“Anthony Horowitz, I am now arresting you on suspicion of the murder of Harriet Throsby.”
Anthony Horowitz has had enough of working with the detective Daniel Hawthorne, writing up the cases that they have worked on in the past. Now, however, Anthony is going to need Hawthorne’s help more than ever.
Anthony’s new play, Mindgame, has been going well on tour, and things seem to bode well for the opening night of its West End run in the Vaudeville Theatre. After the opening night, the cast and crew are all rewarded with ornamental daggers from the backer’s previous production of Macbeth. Unfortunately, Anthony’s has a slight defect – unfortunate in the sense that when it is found sticking out of the body of the show’s primary critic, it seems that Anthony is the obvious suspect.
The critic in question, Harriet Throsby, certainly had a habit of making enemies but would anyone really kill for a bad review.

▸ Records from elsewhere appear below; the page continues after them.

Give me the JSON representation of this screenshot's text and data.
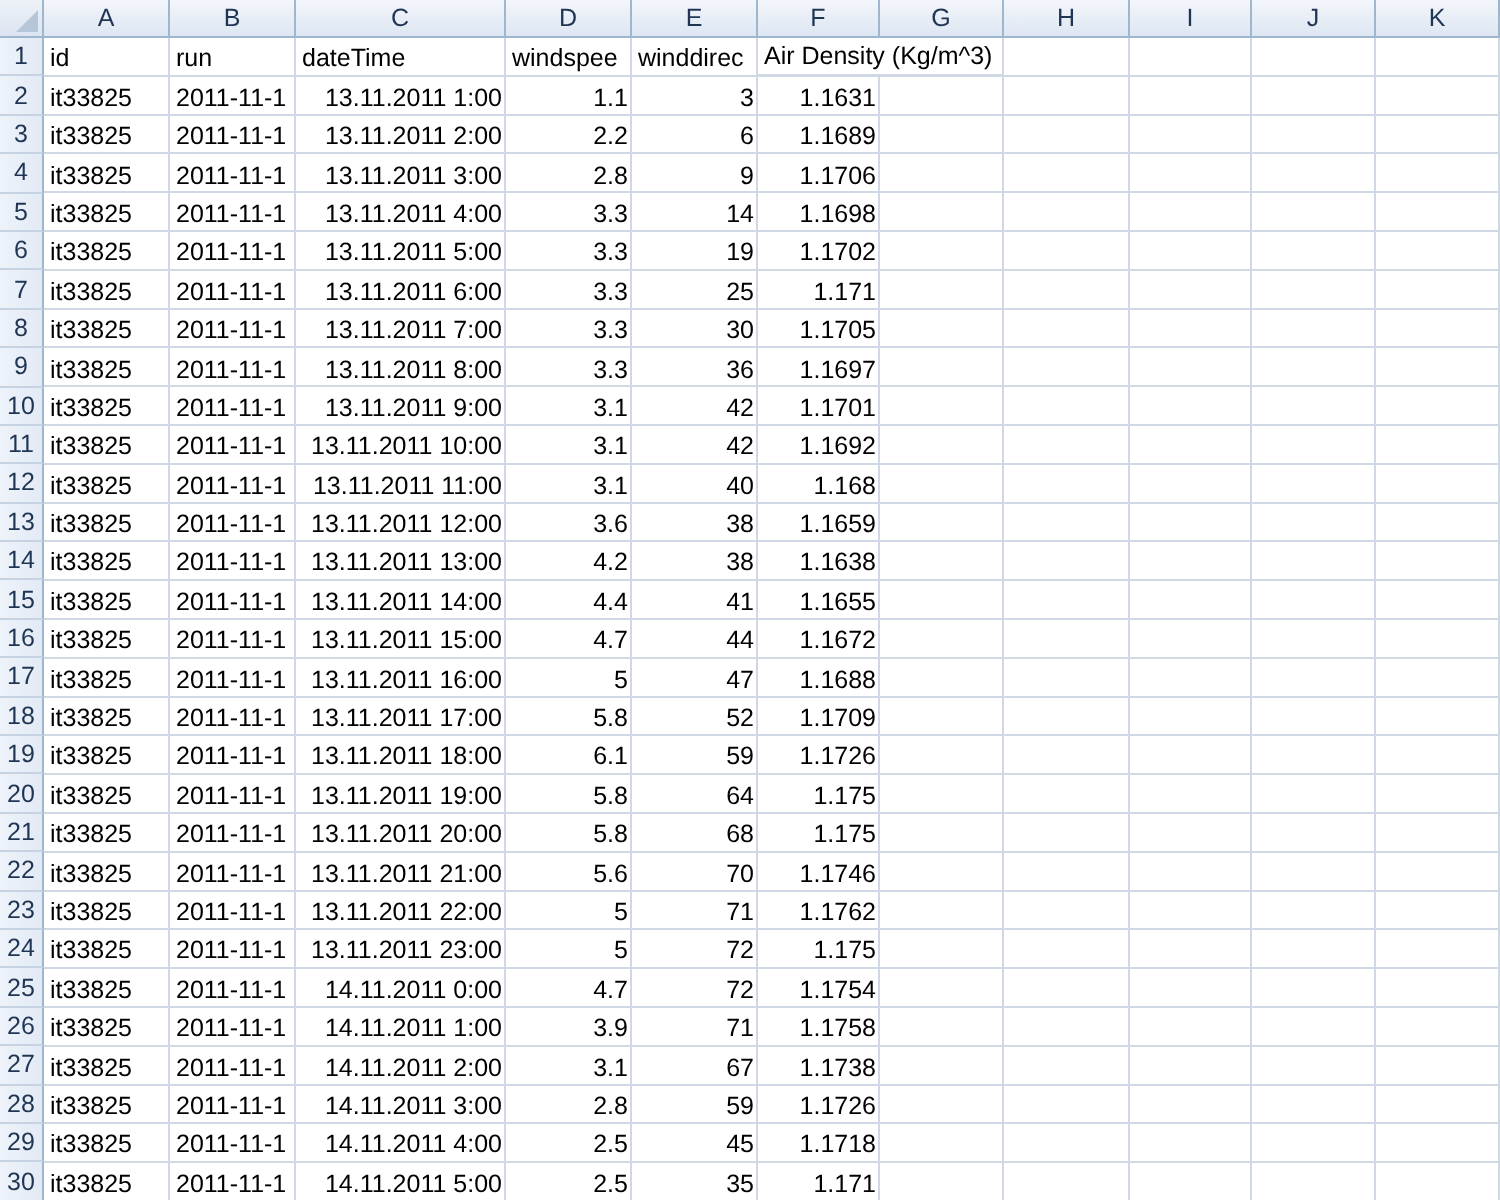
{
  "columns": [
    {
      "letter": "A",
      "kind": "text"
    },
    {
      "letter": "B",
      "kind": "text"
    },
    {
      "letter": "C",
      "kind": "number"
    },
    {
      "letter": "D",
      "kind": "number"
    },
    {
      "letter": "E",
      "kind": "number"
    },
    {
      "letter": "F",
      "kind": "number"
    },
    {
      "letter": "G",
      "kind": "text"
    },
    {
      "letter": "H",
      "kind": "text"
    },
    {
      "letter": "I",
      "kind": "text"
    },
    {
      "letter": "J",
      "kind": "text"
    },
    {
      "letter": "K",
      "kind": "text"
    }
  ],
  "rows": [
    {
      "number": "1",
      "kind": "label",
      "cells": [
        "id",
        "run",
        "dateTime",
        "windspee",
        "winddirec",
        "Air Density (Kg/m^3)"
      ]
    },
    {
      "number": "2",
      "kind": "data",
      "cells": [
        "it33825",
        "2011-11-1",
        "13.11.2011 1:00",
        "1.1",
        "3",
        "1.1631"
      ]
    },
    {
      "number": "3",
      "kind": "data",
      "cells": [
        "it33825",
        "2011-11-1",
        "13.11.2011 2:00",
        "2.2",
        "6",
        "1.1689"
      ]
    },
    {
      "number": "4",
      "kind": "data",
      "cells": [
        "it33825",
        "2011-11-1",
        "13.11.2011 3:00",
        "2.8",
        "9",
        "1.1706"
      ]
    },
    {
      "number": "5",
      "kind": "data",
      "cells": [
        "it33825",
        "2011-11-1",
        "13.11.2011 4:00",
        "3.3",
        "14",
        "1.1698"
      ]
    },
    {
      "number": "6",
      "kind": "data",
      "cells": [
        "it33825",
        "2011-11-1",
        "13.11.2011 5:00",
        "3.3",
        "19",
        "1.1702"
      ]
    },
    {
      "number": "7",
      "kind": "data",
      "cells": [
        "it33825",
        "2011-11-1",
        "13.11.2011 6:00",
        "3.3",
        "25",
        "1.171"
      ]
    },
    {
      "number": "8",
      "kind": "data",
      "cells": [
        "it33825",
        "2011-11-1",
        "13.11.2011 7:00",
        "3.3",
        "30",
        "1.1705"
      ]
    },
    {
      "number": "9",
      "kind": "data",
      "cells": [
        "it33825",
        "2011-11-1",
        "13.11.2011 8:00",
        "3.3",
        "36",
        "1.1697"
      ]
    },
    {
      "number": "10",
      "kind": "data",
      "cells": [
        "it33825",
        "2011-11-1",
        "13.11.2011 9:00",
        "3.1",
        "42",
        "1.1701"
      ]
    },
    {
      "number": "11",
      "kind": "data",
      "cells": [
        "it33825",
        "2011-11-1",
        "13.11.2011 10:00",
        "3.1",
        "42",
        "1.1692"
      ]
    },
    {
      "number": "12",
      "kind": "data",
      "cells": [
        "it33825",
        "2011-11-1",
        "13.11.2011 11:00",
        "3.1",
        "40",
        "1.168"
      ]
    },
    {
      "number": "13",
      "kind": "data",
      "cells": [
        "it33825",
        "2011-11-1",
        "13.11.2011 12:00",
        "3.6",
        "38",
        "1.1659"
      ]
    },
    {
      "number": "14",
      "kind": "data",
      "cells": [
        "it33825",
        "2011-11-1",
        "13.11.2011 13:00",
        "4.2",
        "38",
        "1.1638"
      ]
    },
    {
      "number": "15",
      "kind": "data",
      "cells": [
        "it33825",
        "2011-11-1",
        "13.11.2011 14:00",
        "4.4",
        "41",
        "1.1655"
      ]
    },
    {
      "number": "16",
      "kind": "data",
      "cells": [
        "it33825",
        "2011-11-1",
        "13.11.2011 15:00",
        "4.7",
        "44",
        "1.1672"
      ]
    },
    {
      "number": "17",
      "kind": "data",
      "cells": [
        "it33825",
        "2011-11-1",
        "13.11.2011 16:00",
        "5",
        "47",
        "1.1688"
      ]
    },
    {
      "number": "18",
      "kind": "data",
      "cells": [
        "it33825",
        "2011-11-1",
        "13.11.2011 17:00",
        "5.8",
        "52",
        "1.1709"
      ]
    },
    {
      "number": "19",
      "kind": "data",
      "cells": [
        "it33825",
        "2011-11-1",
        "13.11.2011 18:00",
        "6.1",
        "59",
        "1.1726"
      ]
    },
    {
      "number": "20",
      "kind": "data",
      "cells": [
        "it33825",
        "2011-11-1",
        "13.11.2011 19:00",
        "5.8",
        "64",
        "1.175"
      ]
    },
    {
      "number": "21",
      "kind": "data",
      "cells": [
        "it33825",
        "2011-11-1",
        "13.11.2011 20:00",
        "5.8",
        "68",
        "1.175"
      ]
    },
    {
      "number": "22",
      "kind": "data",
      "cells": [
        "it33825",
        "2011-11-1",
        "13.11.2011 21:00",
        "5.6",
        "70",
        "1.1746"
      ]
    },
    {
      "number": "23",
      "kind": "data",
      "cells": [
        "it33825",
        "2011-11-1",
        "13.11.2011 22:00",
        "5",
        "71",
        "1.1762"
      ]
    },
    {
      "number": "24",
      "kind": "data",
      "cells": [
        "it33825",
        "2011-11-1",
        "13.11.2011 23:00",
        "5",
        "72",
        "1.175"
      ]
    },
    {
      "number": "25",
      "kind": "data",
      "cells": [
        "it33825",
        "2011-11-1",
        "14.11.2011 0:00",
        "4.7",
        "72",
        "1.1754"
      ]
    },
    {
      "number": "26",
      "kind": "data",
      "cells": [
        "it33825",
        "2011-11-1",
        "14.11.2011 1:00",
        "3.9",
        "71",
        "1.1758"
      ]
    },
    {
      "number": "27",
      "kind": "data",
      "cells": [
        "it33825",
        "2011-11-1",
        "14.11.2011 2:00",
        "3.1",
        "67",
        "1.1738"
      ]
    },
    {
      "number": "28",
      "kind": "data",
      "cells": [
        "it33825",
        "2011-11-1",
        "14.11.2011 3:00",
        "2.8",
        "59",
        "1.1726"
      ]
    },
    {
      "number": "29",
      "kind": "data",
      "cells": [
        "it33825",
        "2011-11-1",
        "14.11.2011 4:00",
        "2.5",
        "45",
        "1.1718"
      ]
    },
    {
      "number": "30",
      "kind": "data",
      "cells": [
        "it33825",
        "2011-11-1",
        "14.11.2011 5:00",
        "2.5",
        "35",
        "1.171"
      ]
    }
  ]
}
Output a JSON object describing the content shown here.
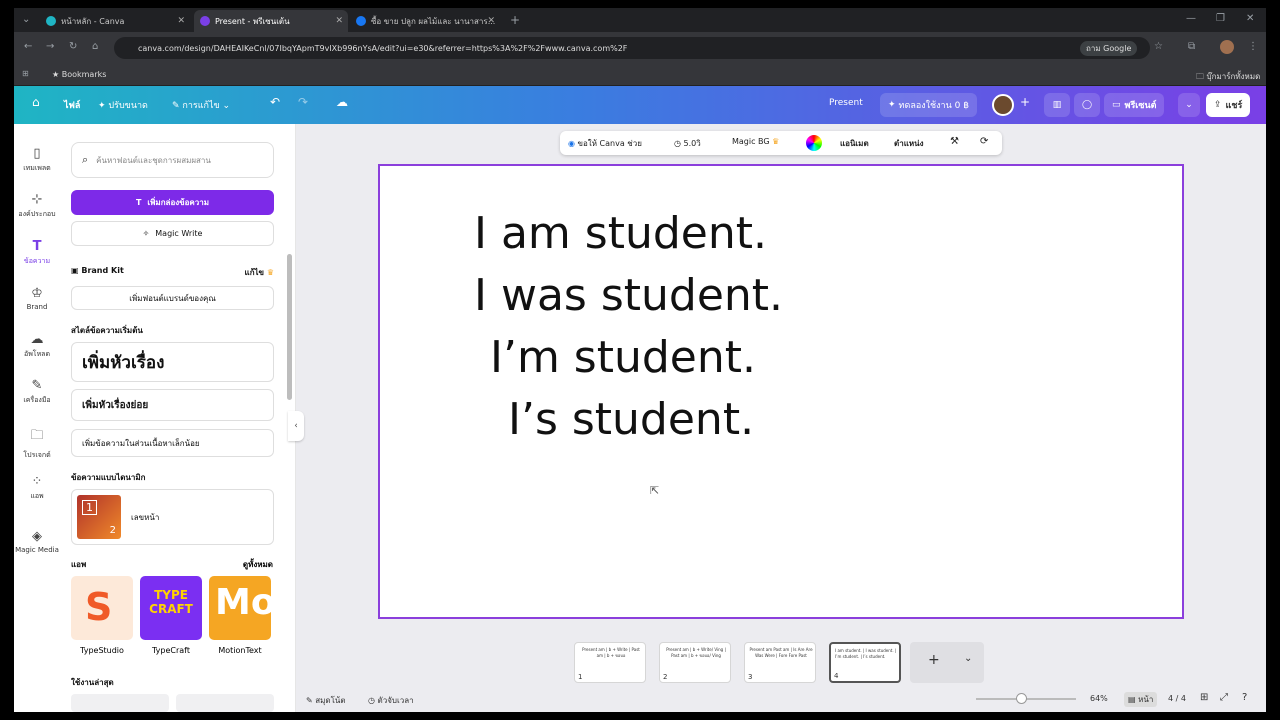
{
  "browser": {
    "tabs": [
      {
        "title": "หน้าหลัก - Canva",
        "favicon_color": "#1fb5c4"
      },
      {
        "title": "Present - พรีเซนเต้น",
        "favicon_color": "#7a3fe6"
      },
      {
        "title": "ซื้อ ขาย ปลูก ผลไม้และ นานาสาร...",
        "favicon_color": "#1877f2"
      }
    ],
    "url": "canva.com/design/DAHEAIKeCnl/07IbqYApmT9vIXb996nYsA/edit?ui=e30&referrer=https%3A%2F%2Fwww.canva.com%2F",
    "google_label": "ถาม Google",
    "bookmarks_label": "Bookmarks",
    "all_bookmarks_label": "บุ๊กมาร์กทั้งหมด"
  },
  "header": {
    "file": "ไฟล์",
    "resize": "ปรับขนาด",
    "edit": "การแก้ไข",
    "present": "Present",
    "trial": "ทดลองใช้งาน 0 ฿",
    "share_present": "พรีเซนต์",
    "share": "แชร์"
  },
  "rail": [
    {
      "label": "เทมเพลต",
      "icon": "template-icon"
    },
    {
      "label": "องค์ประกอบ",
      "icon": "elements-icon"
    },
    {
      "label": "ข้อความ",
      "icon": "text-icon"
    },
    {
      "label": "Brand",
      "icon": "brand-icon"
    },
    {
      "label": "อัพโหลด",
      "icon": "upload-icon"
    },
    {
      "label": "เครื่องมือ",
      "icon": "tools-icon"
    },
    {
      "label": "โปรเจกต์",
      "icon": "projects-icon"
    },
    {
      "label": "แอพ",
      "icon": "apps-icon"
    },
    {
      "label": "Magic Media",
      "icon": "magic-media-icon"
    }
  ],
  "panel": {
    "search_placeholder": "ค้นหาฟอนต์และชุดการผสมผสาน",
    "add_textbox": "เพิ่มกล่องข้อความ",
    "magic_write": "Magic Write",
    "brand_kit": "Brand Kit",
    "brand_edit": "แก้ไข",
    "add_brand_font": "เพิ่มฟอนต์แบรนด์ของคุณ",
    "default_styles_title": "สไตล์ข้อความเริ่มต้น",
    "add_heading": "เพิ่มหัวเรื่อง",
    "add_subheading": "เพิ่มหัวเรื่องย่อย",
    "add_body": "เพิ่มข้อความในส่วนเนื้อหาเล็กน้อย",
    "dynamic_title": "ข้อความแบบไดนามิก",
    "page_numbers": "เลขหน้า",
    "apps_title": "แอพ",
    "see_all": "ดูทั้งหมด",
    "apps": [
      {
        "name": "TypeStudio",
        "color": "#f05a28"
      },
      {
        "name": "TypeCraft",
        "color": "#7b2ff2"
      },
      {
        "name": "MotionText",
        "color": "#f5a623"
      }
    ],
    "recent_title": "ใช้งานล่าสุด"
  },
  "context_toolbar": {
    "ask_canva": "ขอให้ Canva ช่วย",
    "duration": "5.0วิ",
    "magic_bg": "Magic BG",
    "animate": "แอนิเมต",
    "position": "ตำแหน่ง"
  },
  "slide": {
    "lines": [
      "I am student.",
      "I was student.",
      "I’m student.",
      "I’s student."
    ]
  },
  "thumbnails": [
    {
      "num": "1",
      "text": "Present am | b + Write | Past am | b + ขอบอ"
    },
    {
      "num": "2",
      "text": "Present am | b + Write/ Ving | Past am | b + ขอบอ/ Ving"
    },
    {
      "num": "3",
      "text": "Present am   Past am | Is Are Are   Was Were | Fore Fore   Past"
    },
    {
      "num": "4",
      "text": "I am student. | I was student. | I’m student. | I’s student."
    }
  ],
  "footer": {
    "notes": "สมุดโน้ต",
    "timer": "ตัวจับเวลา",
    "zoom": "64%",
    "pages_label": "หน้า",
    "page_count": "4 / 4"
  },
  "colors": {
    "accent": "#8b3fdc",
    "teal": "#1fb5c4"
  }
}
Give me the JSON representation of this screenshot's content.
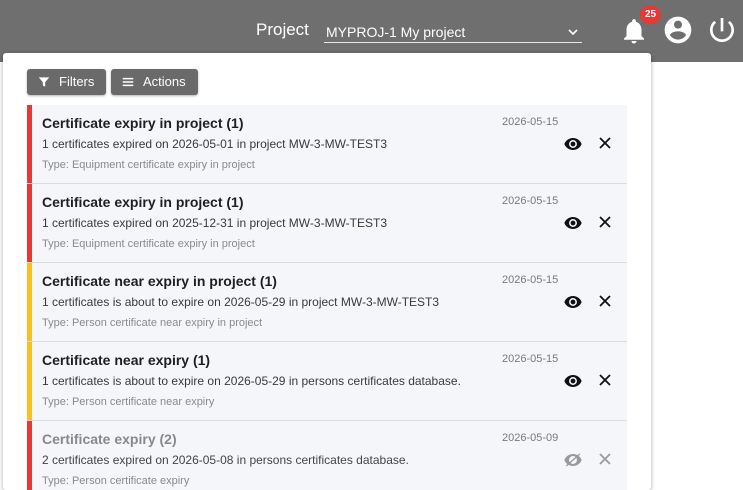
{
  "header": {
    "project_label": "Project",
    "project_value": "MYPROJ-1 My project",
    "notification_count": "25"
  },
  "toolbar": {
    "filters_label": "Filters",
    "actions_label": "Actions"
  },
  "notifications": [
    {
      "title": "Certificate expiry in project (1)",
      "date": "2026-05-15",
      "description": "1 certificates expired on 2026-05-01 in project MW-3-MW-TEST3",
      "type": "Type: Equipment certificate expiry in project",
      "severity_color": "#e53935"
    },
    {
      "title": "Certificate expiry in project (1)",
      "date": "2026-05-15",
      "description": "1 certificates expired on 2025-12-31 in project MW-3-MW-TEST3",
      "type": "Type: Equipment certificate expiry in project",
      "severity_color": "#e53935"
    },
    {
      "title": "Certificate near expiry in project (1)",
      "date": "2026-05-15",
      "description": "1 certificates is about to expire on 2026-05-29 in project MW-3-MW-TEST3",
      "type": "Type: Person certificate near expiry in project",
      "severity_color": "#f9c023"
    },
    {
      "title": "Certificate near expiry (1)",
      "date": "2026-05-15",
      "description": "1 certificates is about to expire on 2026-05-29 in persons certificates database.",
      "type": "Type: Person certificate near expiry",
      "severity_color": "#f9c023"
    },
    {
      "title": "Certificate expiry (2)",
      "date": "2026-05-09",
      "description": "2 certificates expired on 2026-05-08 in persons certificates database.",
      "type": "Type: Person certificate expiry",
      "severity_color": "#e53935"
    }
  ]
}
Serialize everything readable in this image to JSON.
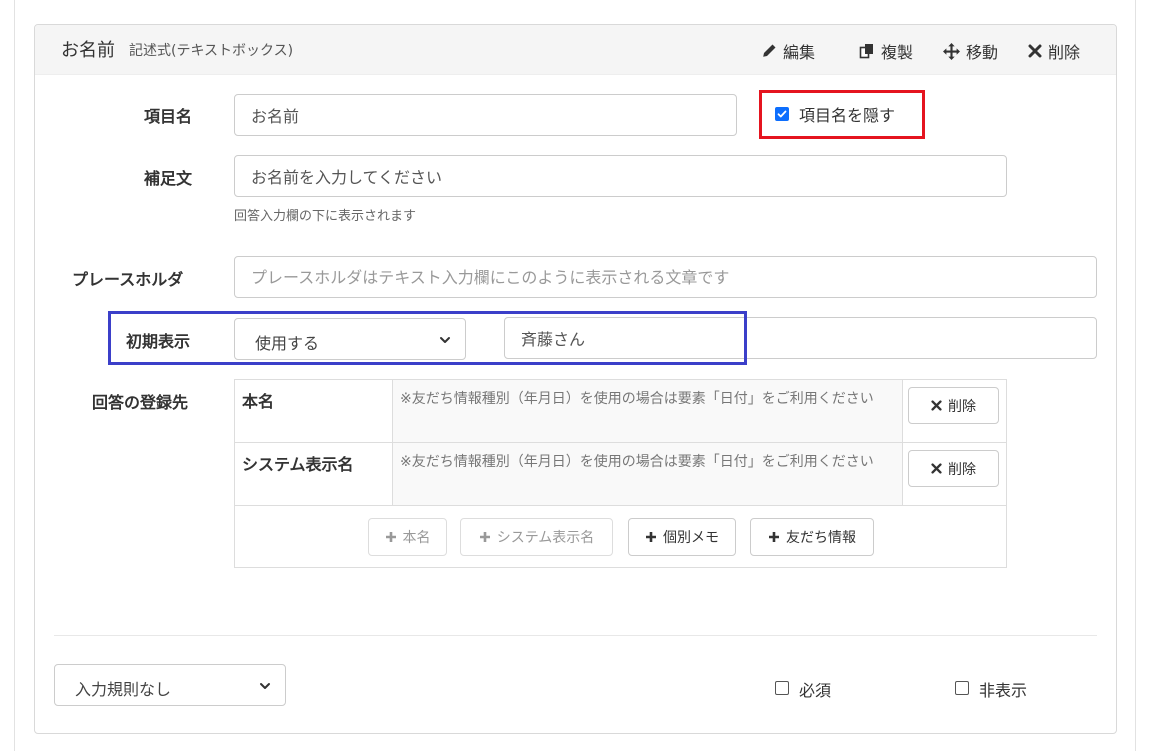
{
  "header": {
    "title": "お名前",
    "subtitle": "記述式(テキストボックス)",
    "actions": {
      "edit": "編集",
      "duplicate": "複製",
      "move": "移動",
      "delete": "削除"
    }
  },
  "fields": {
    "item_name": {
      "label": "項目名",
      "value": "お名前",
      "hide_label": "項目名を隠す",
      "hide_checked": true
    },
    "supplement": {
      "label": "補足文",
      "value": "お名前を入力してください",
      "help": "回答入力欄の下に表示されます"
    },
    "placeholder": {
      "label": "プレースホルダ",
      "placeholder": "プレースホルダはテキスト入力欄にこのように表示される文章です"
    },
    "initial": {
      "label": "初期表示",
      "select_value": "使用する",
      "value": "斉藤さん"
    }
  },
  "registration": {
    "label": "回答の登録先",
    "rows": [
      {
        "name": "本名",
        "note": "※友だち情報種別（年月日）を使用の場合は要素「日付」をご利用ください",
        "delete": "削除"
      },
      {
        "name": "システム表示名",
        "note": "※友だち情報種別（年月日）を使用の場合は要素「日付」をご利用ください",
        "delete": "削除"
      }
    ],
    "add_buttons": [
      {
        "label": "本名",
        "enabled": false
      },
      {
        "label": "システム表示名",
        "enabled": false
      },
      {
        "label": "個別メモ",
        "enabled": true
      },
      {
        "label": "友だち情報",
        "enabled": true
      }
    ]
  },
  "footer": {
    "rule_select": "入力規則なし",
    "required_label": "必須",
    "hidden_label": "非表示",
    "required_checked": false,
    "hidden_checked": false
  },
  "colors": {
    "highlight_red": "#e5141f",
    "highlight_blue": "#3b3fc9",
    "checkbox_blue": "#0d6efd"
  }
}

And if Anthony didn’t kill her, then who on earth would want to frame him for murder?
There’s a way that I’m able to tell if I’m engrossed in the mystery element of a book, namely that I have trouble finishing the book. Not in a bad way, I should clarify, just that I keep putting the book down in order to think about what I might have missed along the way. The finest murder mysteries are like jigsaw puzzles when you haven’t the faintest idea of what the picture is and, more importantly, there are a number of background pieces that need to be put together despite them not making part of the big picture – and, admittedly, one or two that are shaped like scarlet fish that need to be ignored, no matter how tempting they might be. The skilled armchair detective can put the pieces together, but the more casual reader will only marvel at what a beautiful picture the pieces made at the end of the day while kicking themselves for trying to jam the fish-shaped bits into the picture.
Such books these days are rare – to be honest, they were pretty rare back in the days of classic mysteries. One author, however, always delivers on this score and yes, it would be weird to write this in this review if it wasn’t Anthony Horowitz. Forget for a moment the fun framing of the book, namely written in the first person by the author telling a tale based around truths of his life – Mindgame is a real play that he wrote, admittedly in 2000, and there are references to trying to write Moonflower Murders. Forget the nicely-drawn circle of suspects, the cast, the director, the backer of the play along with enough tangential characters who may or may not be important to the plot. Forget the enigmatic Hawthorne, whose past we learn another snippet about in this one.
Even putting those aspects aside, this is an excellent murder mystery with almost everything foreshadowed in ways that you probably won’t notice, instead looking in the directions that the author wants you to while slipping the obvious (in hindsight, of course) right past you. This is a masterful mystery, one of the finest that I’ve read this year. According to the author, there are apparently ten books planned in the series – there’s a joke in here about the difficulty of coming up with titles for them – and quite frankly, I can’t wait!
Many thanks to Penguin for the review e-copy via NetGalley. The Twist Of A Knife is out in hardback and ebook on Thursday August 18th.
NB: By the way, ignore the Amazon blurb that says this is a locked room mystery. It’s not, not that it remotely matters…